◆ **Activity**: Retype precisely the section of the data that starts at the line containing "Enumerate this screenshot's" and runs to its final line, ends included.
------------------------
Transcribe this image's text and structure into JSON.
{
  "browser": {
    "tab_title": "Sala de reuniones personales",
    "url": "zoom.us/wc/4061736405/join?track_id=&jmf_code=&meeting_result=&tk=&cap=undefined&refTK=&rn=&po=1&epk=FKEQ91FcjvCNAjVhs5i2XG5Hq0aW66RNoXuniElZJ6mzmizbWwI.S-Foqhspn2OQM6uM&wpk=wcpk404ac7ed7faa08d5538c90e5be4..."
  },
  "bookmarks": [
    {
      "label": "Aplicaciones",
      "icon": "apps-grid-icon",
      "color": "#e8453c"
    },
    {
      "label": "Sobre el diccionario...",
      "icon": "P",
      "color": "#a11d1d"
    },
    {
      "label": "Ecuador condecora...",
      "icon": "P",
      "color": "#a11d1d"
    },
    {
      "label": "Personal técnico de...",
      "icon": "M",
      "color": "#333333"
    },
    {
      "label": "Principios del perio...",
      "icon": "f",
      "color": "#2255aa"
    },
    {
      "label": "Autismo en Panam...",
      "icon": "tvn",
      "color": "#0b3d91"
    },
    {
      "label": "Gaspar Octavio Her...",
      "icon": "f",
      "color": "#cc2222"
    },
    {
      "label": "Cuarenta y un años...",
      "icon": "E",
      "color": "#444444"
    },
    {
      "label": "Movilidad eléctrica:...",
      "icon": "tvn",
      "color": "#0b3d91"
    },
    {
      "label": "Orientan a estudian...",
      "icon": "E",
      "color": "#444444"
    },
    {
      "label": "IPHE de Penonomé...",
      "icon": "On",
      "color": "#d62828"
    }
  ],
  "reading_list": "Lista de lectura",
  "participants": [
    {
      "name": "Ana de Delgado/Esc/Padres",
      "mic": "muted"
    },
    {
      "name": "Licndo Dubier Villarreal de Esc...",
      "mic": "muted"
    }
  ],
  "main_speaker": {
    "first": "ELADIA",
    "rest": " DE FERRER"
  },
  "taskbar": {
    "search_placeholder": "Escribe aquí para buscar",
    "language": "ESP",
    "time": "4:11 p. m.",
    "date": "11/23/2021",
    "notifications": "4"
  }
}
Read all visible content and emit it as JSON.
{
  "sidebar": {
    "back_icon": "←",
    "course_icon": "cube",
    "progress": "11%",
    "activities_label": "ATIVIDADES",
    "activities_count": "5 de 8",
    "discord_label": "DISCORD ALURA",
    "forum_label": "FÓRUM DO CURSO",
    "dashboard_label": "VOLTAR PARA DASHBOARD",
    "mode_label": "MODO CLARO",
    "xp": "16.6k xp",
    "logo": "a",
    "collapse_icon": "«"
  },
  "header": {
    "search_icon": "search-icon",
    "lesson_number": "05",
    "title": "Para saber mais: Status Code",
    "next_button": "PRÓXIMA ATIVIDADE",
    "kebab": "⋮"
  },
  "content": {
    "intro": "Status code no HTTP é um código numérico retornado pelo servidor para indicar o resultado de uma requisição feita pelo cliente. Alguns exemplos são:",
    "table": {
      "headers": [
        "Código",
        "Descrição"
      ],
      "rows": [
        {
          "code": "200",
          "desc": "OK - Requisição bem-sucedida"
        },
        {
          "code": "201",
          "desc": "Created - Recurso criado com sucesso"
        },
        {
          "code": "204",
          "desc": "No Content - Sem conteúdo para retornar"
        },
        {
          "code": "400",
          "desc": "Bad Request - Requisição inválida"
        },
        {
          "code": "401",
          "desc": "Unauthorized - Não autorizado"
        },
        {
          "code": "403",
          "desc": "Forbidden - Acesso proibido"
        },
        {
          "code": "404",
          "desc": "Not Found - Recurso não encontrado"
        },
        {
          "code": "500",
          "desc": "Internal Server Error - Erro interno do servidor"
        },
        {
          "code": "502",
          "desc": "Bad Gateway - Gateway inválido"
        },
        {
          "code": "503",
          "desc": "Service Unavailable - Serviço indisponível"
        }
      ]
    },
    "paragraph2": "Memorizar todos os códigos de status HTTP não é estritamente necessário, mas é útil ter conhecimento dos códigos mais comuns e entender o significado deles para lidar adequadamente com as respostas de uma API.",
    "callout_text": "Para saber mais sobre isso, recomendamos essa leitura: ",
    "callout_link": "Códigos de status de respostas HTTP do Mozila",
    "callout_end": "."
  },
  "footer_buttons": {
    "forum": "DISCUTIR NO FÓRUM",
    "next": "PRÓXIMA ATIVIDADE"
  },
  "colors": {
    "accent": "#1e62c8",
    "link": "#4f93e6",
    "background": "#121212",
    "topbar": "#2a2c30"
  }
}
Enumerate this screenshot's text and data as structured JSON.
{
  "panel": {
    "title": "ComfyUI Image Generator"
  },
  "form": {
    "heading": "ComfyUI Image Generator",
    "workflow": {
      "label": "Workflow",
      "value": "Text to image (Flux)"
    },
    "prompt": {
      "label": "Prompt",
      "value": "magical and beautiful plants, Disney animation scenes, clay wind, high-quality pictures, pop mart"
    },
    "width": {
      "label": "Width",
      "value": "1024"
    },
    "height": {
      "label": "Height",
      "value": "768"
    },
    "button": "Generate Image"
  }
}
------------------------
◆ **Solution below**:
Enumerate this screenshot's text and data as structured JSON.
{
  "panel": {
    "title": "ComfyUI Image Generator"
  },
  "form": {
    "heading": "ComfyUI Image Generator",
    "workflow": {
      "label": "Workflow",
      "value": "Text to image (Flux)"
    },
    "prompt": {
      "label": "Prompt",
      "value": "magical and beautiful plants, Disney animation scenes, clay wind, high-quality pictures, pop mart"
    },
    "width": {
      "label": "Width",
      "value": "1024"
    },
    "height": {
      "label": "Height",
      "value": "768"
    },
    "button": "Generate Image"
  }
}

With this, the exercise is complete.